_DATA LISTING_
* * * * * * * * *
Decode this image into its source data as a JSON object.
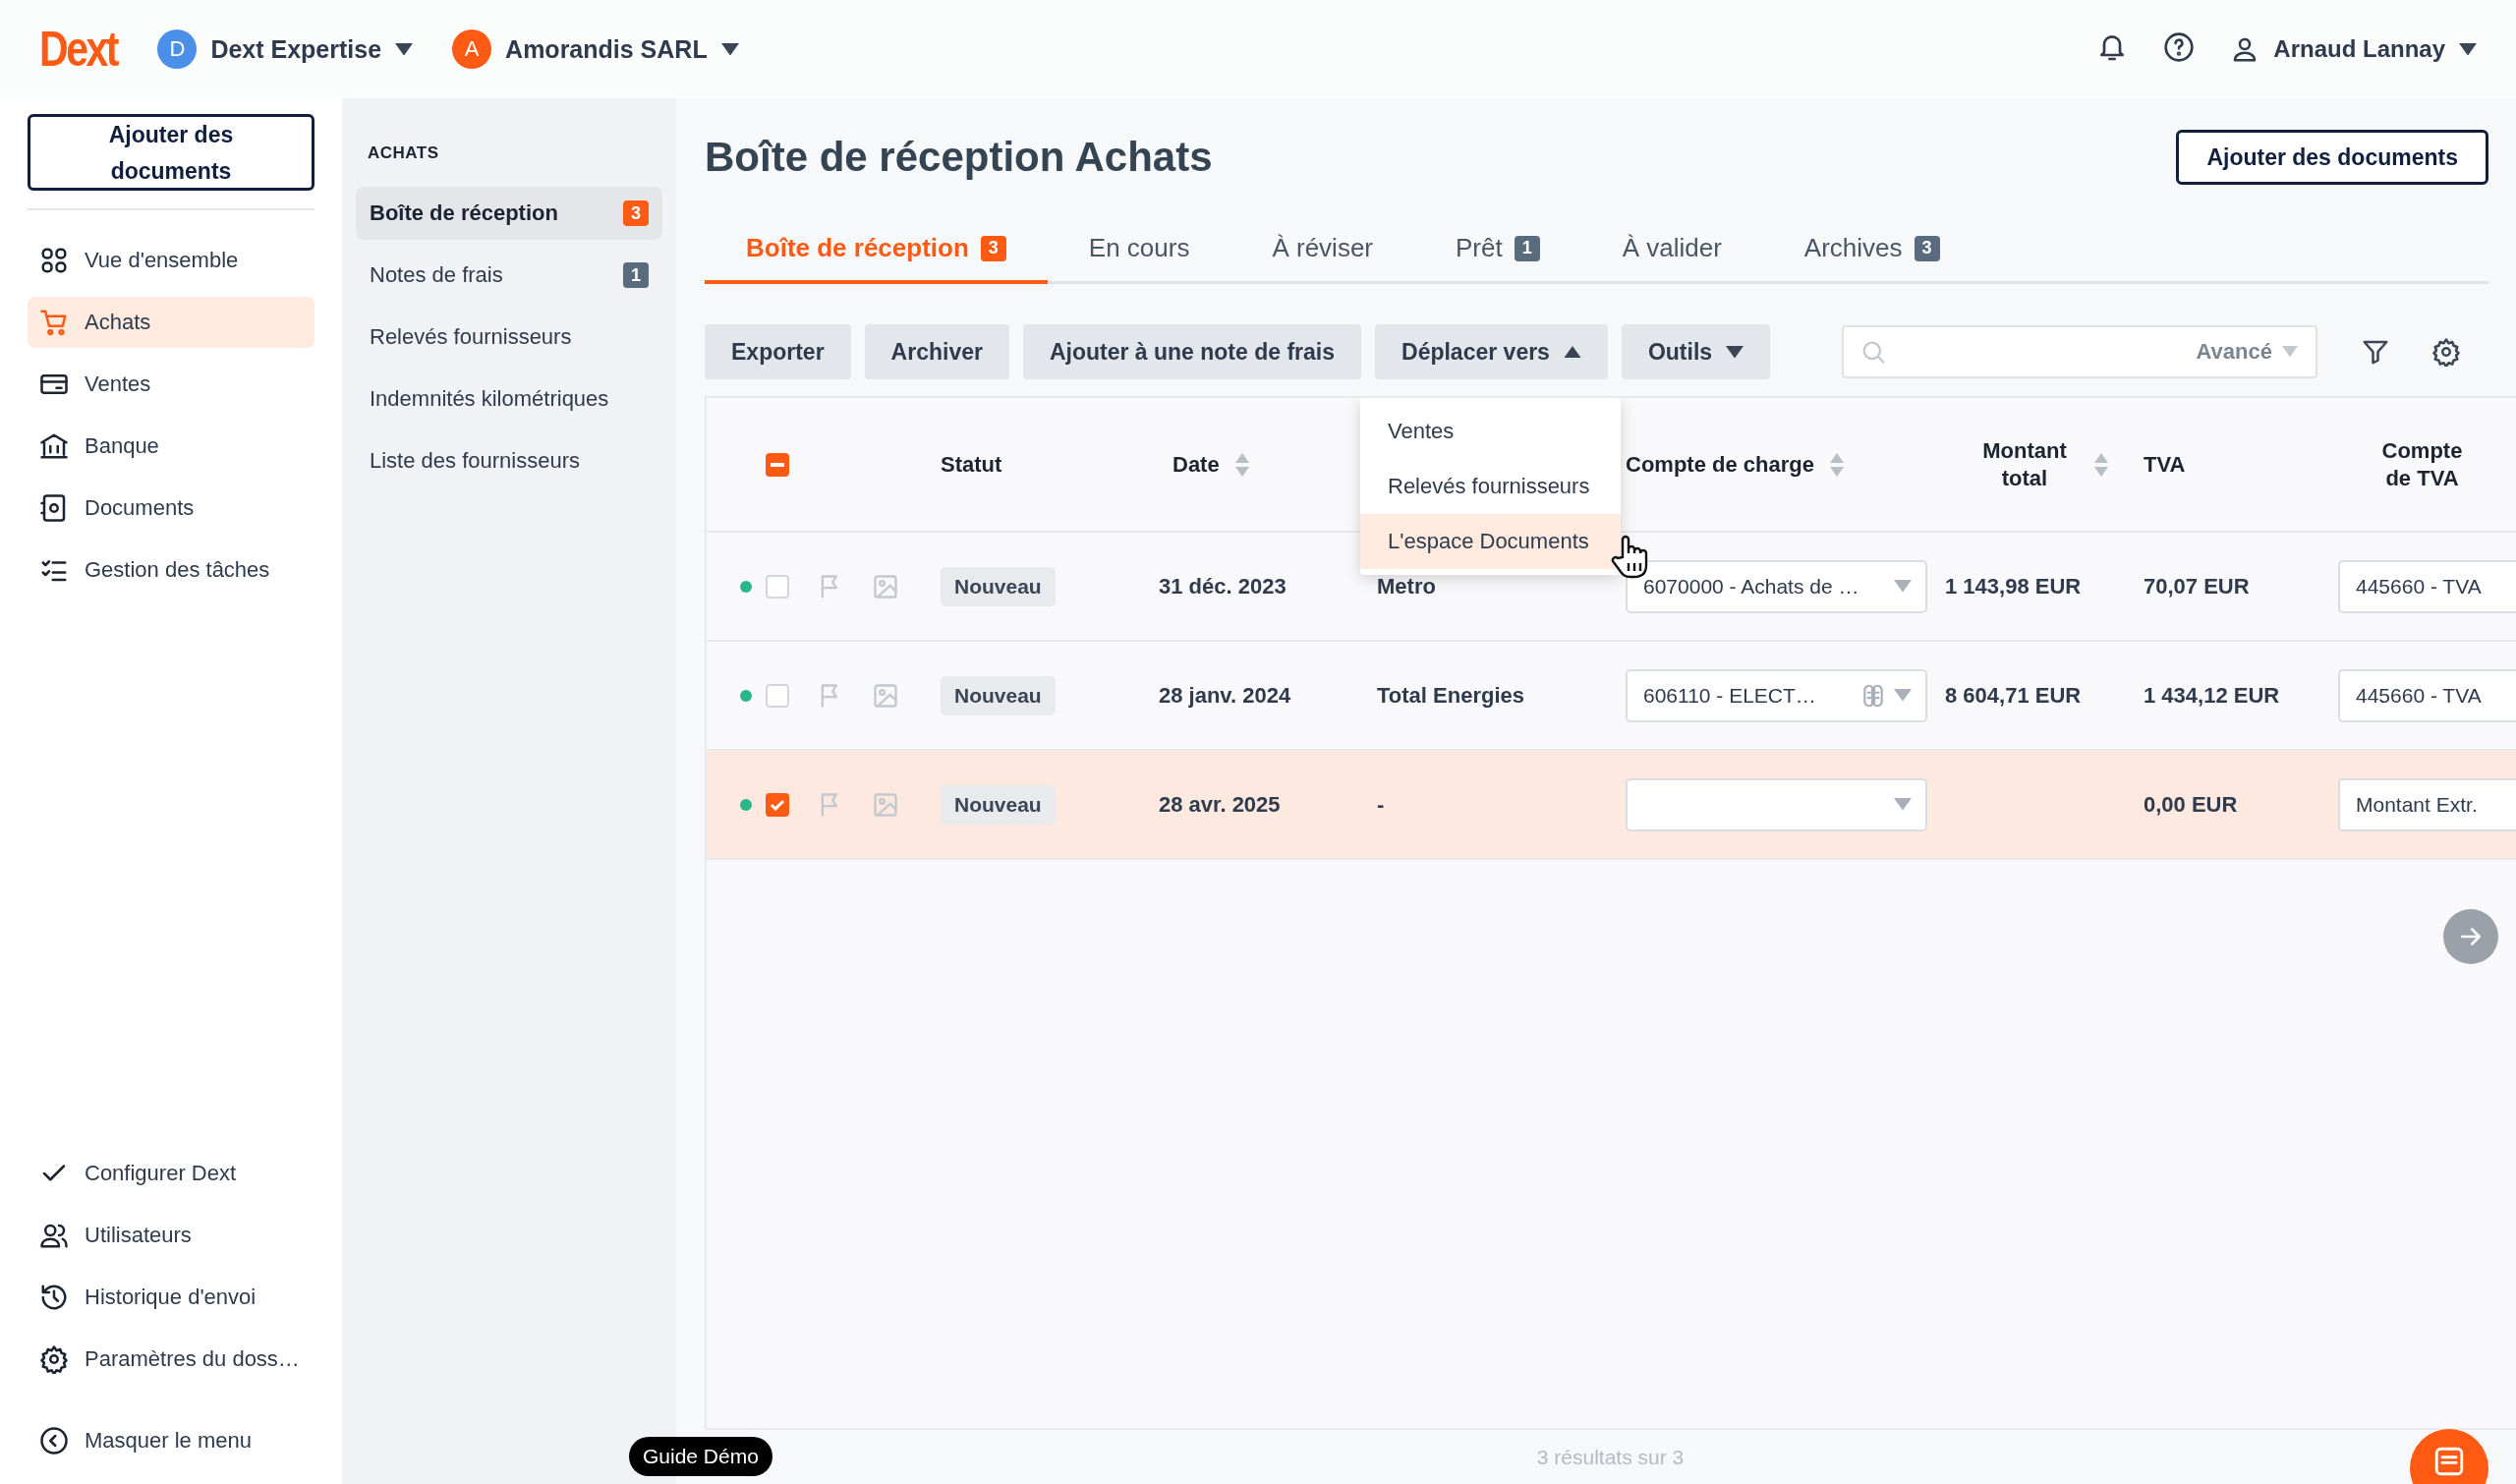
{
  "topbar": {
    "logo": "Dext",
    "workspaces": [
      {
        "initial": "D",
        "name": "Dext Expertise",
        "color": "#4a8fe8"
      },
      {
        "initial": "A",
        "name": "Amorandis SARL",
        "color": "#ff5a14"
      }
    ],
    "user": "Arnaud Lannay"
  },
  "sidebar": {
    "add_button": "Ajouter des documents",
    "items": [
      {
        "label": "Vue d'ensemble",
        "selected": false
      },
      {
        "label": "Achats",
        "selected": true
      },
      {
        "label": "Ventes",
        "selected": false
      },
      {
        "label": "Banque",
        "selected": false
      },
      {
        "label": "Documents",
        "selected": false
      },
      {
        "label": "Gestion des tâches",
        "selected": false
      }
    ],
    "footer_items": [
      {
        "label": "Configurer Dext"
      },
      {
        "label": "Utilisateurs"
      },
      {
        "label": "Historique d'envoi"
      },
      {
        "label": "Paramètres du doss…"
      }
    ],
    "collapse": "Masquer le menu"
  },
  "subnav": {
    "heading": "ACHATS",
    "items": [
      {
        "label": "Boîte de réception",
        "count": "3",
        "selected": true
      },
      {
        "label": "Notes de frais",
        "count": "1",
        "selected": false
      },
      {
        "label": "Relevés fournisseurs",
        "selected": false
      },
      {
        "label": "Indemnités kilométriques",
        "selected": false
      },
      {
        "label": "Liste des fournisseurs",
        "selected": false
      }
    ]
  },
  "page": {
    "title": "Boîte de réception Achats",
    "add_button": "Ajouter des documents"
  },
  "tabs": [
    {
      "label": "Boîte de réception",
      "count": "3",
      "selected": true
    },
    {
      "label": "En cours",
      "selected": false
    },
    {
      "label": "À réviser",
      "selected": false
    },
    {
      "label": "Prêt",
      "count": "1",
      "selected": false
    },
    {
      "label": "À valider",
      "selected": false
    },
    {
      "label": "Archives",
      "count": "3",
      "selected": false
    }
  ],
  "toolbar": {
    "buttons": [
      {
        "label": "Exporter",
        "kind": "plain"
      },
      {
        "label": "Archiver",
        "kind": "plain"
      },
      {
        "label": "Ajouter à une note de frais",
        "kind": "plain"
      },
      {
        "label": "Déplacer vers",
        "kind": "open"
      },
      {
        "label": "Outils",
        "kind": "closed"
      }
    ],
    "search": {
      "advanced": "Avancé"
    }
  },
  "menu": {
    "items": [
      {
        "label": "Ventes",
        "selected": false
      },
      {
        "label": "Relevés fournisseurs",
        "selected": false
      },
      {
        "label": "L'espace Documents",
        "selected": true
      }
    ]
  },
  "table": {
    "select_all_indeterminate": true,
    "columns": [
      {
        "label": "Statut",
        "sortable": false
      },
      {
        "label": "Date",
        "sortable": true
      },
      {
        "label": "Compte de charge",
        "sortable": true
      },
      {
        "label": "Montant total",
        "sortable": true
      },
      {
        "label": "TVA",
        "sortable": false
      },
      {
        "label": "Compte de TVA",
        "sortable": false
      }
    ],
    "rows": [
      {
        "checked": false,
        "status": "Nouveau",
        "date": "31 déc. 2023",
        "supplier": "Metro",
        "expense_account": "6070000 - Achats de …",
        "suggested": false,
        "total": "1 143,98 EUR",
        "tax": "70,07 EUR",
        "tax_account": "445660 - TVA"
      },
      {
        "checked": false,
        "status": "Nouveau",
        "date": "28 janv. 2024",
        "supplier": "Total Energies",
        "expense_account": "606110 - ELECT…",
        "suggested": true,
        "total": "8 604,71 EUR",
        "tax": "1 434,12 EUR",
        "tax_account": "445660 - TVA"
      },
      {
        "checked": true,
        "status": "Nouveau",
        "date": "28 avr. 2025",
        "supplier": "-",
        "expense_account": "",
        "suggested": false,
        "total": "",
        "tax": "0,00 EUR",
        "tax_account": "Montant Extr."
      }
    ]
  },
  "footer": {
    "guide": "Guide Démo",
    "results": "3 résultats sur 3"
  }
}
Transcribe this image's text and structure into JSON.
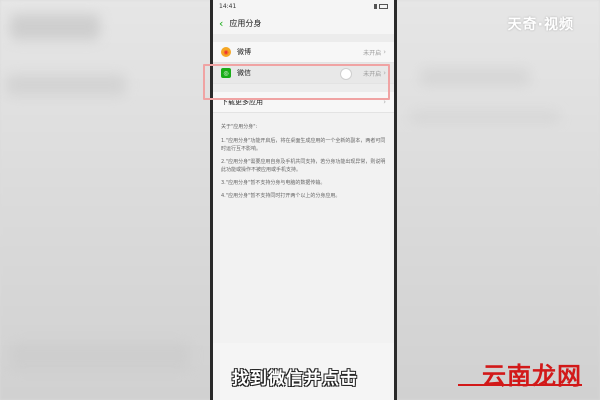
{
  "statusbar": {
    "time": "14:41"
  },
  "header": {
    "back_icon": "chevron-left-icon",
    "title": "应用分身"
  },
  "apps": [
    {
      "name": "微博",
      "status": "未开启",
      "icon": "weibo-icon"
    },
    {
      "name": "微信",
      "status": "未开启",
      "icon": "wechat-icon"
    }
  ],
  "download_more": {
    "label": "下载更多应用"
  },
  "about": {
    "title": "关于\"应用分身\":",
    "items": [
      "1.\"应用分身\"功能开启后，将在桌面生成应用的一个全新的副本，两者可同时运行互不影响。",
      "2.\"应用分身\"需要应用自身及手机共同支持，若分身功能出现异常，则说明此功能或操作不被应用或手机支持。",
      "3.\"应用分身\"暂不支持分身与电脑的数据传输。",
      "4.\"应用分身\"暂不支持同时打开两个以上的分身应用。"
    ]
  },
  "watermark": "天奇·视频",
  "caption": "找到微信并点击",
  "logo": "云南龙网",
  "colors": {
    "accent": "#1aad19",
    "highlight": "#f0a3a3",
    "logo": "#d21919"
  }
}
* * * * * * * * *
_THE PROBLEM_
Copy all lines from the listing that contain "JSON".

_SOLUTION_
Decode this image into its source data as a JSON object.
Transcribe this image's text and structure into JSON.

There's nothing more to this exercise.